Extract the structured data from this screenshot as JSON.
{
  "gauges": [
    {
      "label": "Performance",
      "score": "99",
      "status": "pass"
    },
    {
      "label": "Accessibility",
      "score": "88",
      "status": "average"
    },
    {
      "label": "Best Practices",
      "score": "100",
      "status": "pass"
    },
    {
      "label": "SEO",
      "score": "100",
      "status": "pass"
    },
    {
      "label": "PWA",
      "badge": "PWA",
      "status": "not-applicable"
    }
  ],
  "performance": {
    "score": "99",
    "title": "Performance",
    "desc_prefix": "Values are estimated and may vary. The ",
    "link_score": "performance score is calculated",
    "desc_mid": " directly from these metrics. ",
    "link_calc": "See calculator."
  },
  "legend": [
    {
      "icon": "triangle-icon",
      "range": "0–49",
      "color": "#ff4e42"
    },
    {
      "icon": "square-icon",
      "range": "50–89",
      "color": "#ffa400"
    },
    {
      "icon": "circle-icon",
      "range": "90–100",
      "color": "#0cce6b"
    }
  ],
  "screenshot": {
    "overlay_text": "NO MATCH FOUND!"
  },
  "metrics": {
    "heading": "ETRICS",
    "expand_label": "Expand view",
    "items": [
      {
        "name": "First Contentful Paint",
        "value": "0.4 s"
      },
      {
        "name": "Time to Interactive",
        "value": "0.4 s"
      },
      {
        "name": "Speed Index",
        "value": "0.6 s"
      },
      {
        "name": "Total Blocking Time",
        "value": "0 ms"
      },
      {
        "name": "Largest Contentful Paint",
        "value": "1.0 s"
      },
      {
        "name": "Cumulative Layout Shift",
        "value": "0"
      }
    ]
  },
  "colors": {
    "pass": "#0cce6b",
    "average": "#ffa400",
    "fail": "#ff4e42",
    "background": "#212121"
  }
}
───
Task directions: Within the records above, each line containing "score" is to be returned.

Output of the task:
      "score": "99",
      "score": "88",
      "score": "100",
      "score": "100",
    "score": "99",
    "link_score": "performance score is calculated",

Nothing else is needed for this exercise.